In the wake of Abraham Lincoln’s assassination, seven men and one woman are arrested and charged with conspiring to kill the President, the Vice-President, and the Secretary of State. The lone woman charged, Mary Surratt, 42, owns a boarding house where John Wilkes Booth and others met and planned the simultaneous attacks. Against the ominous back-drop of post-Civil War Washington, newly-minted lawyer, Frederick Aiken, a 28-year-old Union war-hero, reluctantly agrees to defend Surratt before a military tribunal. As the trial unfolds, Aiken realizes his client may be innocent and that she is being used as bait and hostage in order to capture the only conspirator to have escaped a massive manhunt, her own son.
Which brings up another good question: where is the line between historical accuracy and fictional narrative? A discussion for another time.
In the mean time, here are my 5 favorite Civil War movies in no particular order. Some are because of the drama and supurb acting (#1) and some because it was incredibly well done with great music (#2). Some (#3) because it’s a movie I grew up on. What are yours?

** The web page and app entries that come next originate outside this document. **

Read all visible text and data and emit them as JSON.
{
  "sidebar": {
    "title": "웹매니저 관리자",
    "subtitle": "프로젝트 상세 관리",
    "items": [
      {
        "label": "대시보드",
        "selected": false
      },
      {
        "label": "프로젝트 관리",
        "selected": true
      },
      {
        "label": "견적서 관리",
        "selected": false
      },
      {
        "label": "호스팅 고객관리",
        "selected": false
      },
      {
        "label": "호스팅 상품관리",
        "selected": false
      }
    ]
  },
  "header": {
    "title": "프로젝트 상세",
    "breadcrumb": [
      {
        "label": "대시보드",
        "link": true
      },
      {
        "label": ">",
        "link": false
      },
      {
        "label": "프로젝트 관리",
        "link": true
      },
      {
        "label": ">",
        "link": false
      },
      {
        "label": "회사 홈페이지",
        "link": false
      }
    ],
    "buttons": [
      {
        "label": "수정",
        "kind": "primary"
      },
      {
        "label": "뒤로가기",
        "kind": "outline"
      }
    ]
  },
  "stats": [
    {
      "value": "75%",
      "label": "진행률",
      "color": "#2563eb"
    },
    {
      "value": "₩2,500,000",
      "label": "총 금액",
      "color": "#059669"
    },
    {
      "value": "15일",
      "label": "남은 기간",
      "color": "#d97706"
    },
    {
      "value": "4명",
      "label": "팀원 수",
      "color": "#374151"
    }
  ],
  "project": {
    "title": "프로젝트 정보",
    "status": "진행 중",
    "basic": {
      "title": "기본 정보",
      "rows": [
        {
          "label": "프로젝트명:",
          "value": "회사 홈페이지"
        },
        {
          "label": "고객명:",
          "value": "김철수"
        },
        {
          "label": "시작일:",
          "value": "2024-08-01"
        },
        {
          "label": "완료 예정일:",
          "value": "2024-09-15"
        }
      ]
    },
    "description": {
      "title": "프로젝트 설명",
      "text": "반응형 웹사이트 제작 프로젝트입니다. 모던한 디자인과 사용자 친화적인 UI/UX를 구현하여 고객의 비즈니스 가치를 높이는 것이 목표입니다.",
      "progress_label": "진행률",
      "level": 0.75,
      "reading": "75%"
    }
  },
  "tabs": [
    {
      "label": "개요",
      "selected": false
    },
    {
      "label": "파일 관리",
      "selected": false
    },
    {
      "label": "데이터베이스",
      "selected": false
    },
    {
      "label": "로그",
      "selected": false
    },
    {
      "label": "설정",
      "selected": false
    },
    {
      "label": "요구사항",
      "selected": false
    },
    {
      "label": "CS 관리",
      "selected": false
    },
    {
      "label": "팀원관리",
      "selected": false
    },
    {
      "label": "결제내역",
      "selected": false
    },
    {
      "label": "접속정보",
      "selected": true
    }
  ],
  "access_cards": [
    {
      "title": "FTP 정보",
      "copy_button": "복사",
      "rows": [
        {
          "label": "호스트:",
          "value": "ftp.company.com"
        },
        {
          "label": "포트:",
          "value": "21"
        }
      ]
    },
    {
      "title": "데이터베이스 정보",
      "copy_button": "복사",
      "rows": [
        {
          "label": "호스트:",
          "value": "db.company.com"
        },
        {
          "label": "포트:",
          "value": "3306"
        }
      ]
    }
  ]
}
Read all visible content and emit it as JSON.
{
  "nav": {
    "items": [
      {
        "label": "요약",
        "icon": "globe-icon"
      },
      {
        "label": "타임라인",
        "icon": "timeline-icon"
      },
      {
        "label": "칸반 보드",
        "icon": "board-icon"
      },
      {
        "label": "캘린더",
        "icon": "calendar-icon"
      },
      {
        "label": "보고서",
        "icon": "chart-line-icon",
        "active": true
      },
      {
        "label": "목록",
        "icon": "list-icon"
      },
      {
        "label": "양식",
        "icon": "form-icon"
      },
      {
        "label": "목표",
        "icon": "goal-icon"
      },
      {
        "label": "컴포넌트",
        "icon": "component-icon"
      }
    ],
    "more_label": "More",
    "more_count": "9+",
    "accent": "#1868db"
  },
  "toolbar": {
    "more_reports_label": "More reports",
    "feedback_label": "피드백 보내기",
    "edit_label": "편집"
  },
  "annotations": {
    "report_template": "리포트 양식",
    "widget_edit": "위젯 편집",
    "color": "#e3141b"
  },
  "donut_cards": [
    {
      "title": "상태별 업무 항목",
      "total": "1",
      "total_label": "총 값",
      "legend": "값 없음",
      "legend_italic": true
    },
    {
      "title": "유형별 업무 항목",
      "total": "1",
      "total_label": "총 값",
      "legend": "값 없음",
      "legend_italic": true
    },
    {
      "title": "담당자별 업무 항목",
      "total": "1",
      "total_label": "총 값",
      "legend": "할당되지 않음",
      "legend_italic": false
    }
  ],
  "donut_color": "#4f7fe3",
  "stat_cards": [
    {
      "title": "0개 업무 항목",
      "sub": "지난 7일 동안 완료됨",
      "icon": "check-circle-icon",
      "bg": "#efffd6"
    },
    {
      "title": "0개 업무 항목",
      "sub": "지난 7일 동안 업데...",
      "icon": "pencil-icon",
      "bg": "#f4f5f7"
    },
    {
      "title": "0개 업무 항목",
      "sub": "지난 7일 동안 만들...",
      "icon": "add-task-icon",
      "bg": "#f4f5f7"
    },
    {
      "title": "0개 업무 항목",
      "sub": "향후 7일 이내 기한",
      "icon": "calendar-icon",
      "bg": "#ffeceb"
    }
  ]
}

1. Gone With the Wind
It’s a classic, and yes, it spans pre-war through post-Reconstruction, but I love it. Scarlette is a strong-willed Southern woman who survives husbands, society, and the North in an effort to keep her family farm–with or without her self esteem. Plus, there’s Melanie. A true strong-willed woman, a match for Scarlette no matter what critics may say, she take no bull from anyone and knows the score better than most. Fromhe burning of Atlanta (filmed before Vivian Leigh was even cast as Scarlett) and Sherman’s March to the Sea, it takes a slice of war and turns it into a fight for love, survival, and acceptance.
Possibly longer than Gone with the Wind (at least a photo finish) this movie has one of the best soundtracks ever. I own it (back when you bought CDs) and love it. Filmed in Gettysburg, and based on the Pulitzer Prize winning novel Killer Angels, it shows the 3-day battle from all sides and with characters who are as real as their historical coutnerparts were. No cardboard cutouts here!
A Virginia plantation owner who is unwilling to take sides but is forced to when the North captures his son as a Rebel soldier (sympathizer? I can’t remember, it’s been a while) Jimmy Stewart in one of many roles he shone in.
4. North and South (and not this North & South)
This made for TV mini-series is excellent. Rather, parts 1 and 2 are, I shall not utter a word about Heavan & Hell…it’s all too grousome. Read the books, they’re far superior, but the movies are great. And see if you can recognize the actors before they were famous!
5. Gods & Generals
Not as great as Gettysburg, but a very well done, well acted, well told movie. Nearly all the characters from Gettysburg returned to their roles to tell their story before the Battle of Gettysburg.
There are many more–take any Western movie made between 1930-1970 (and probably every single one today as well) and the hero inevitably returns from the war to A) his home which is never the same, B) escape the horrors of war, or C) make something of himself that ‘don’t involve killing’. John Wayne, Errol Flynn, Jimmy Stewart, Alan Ladd, Gary Cooper, Gene Autry, Glenn Ford, Roy Rogers, and like 100 more that can be found here.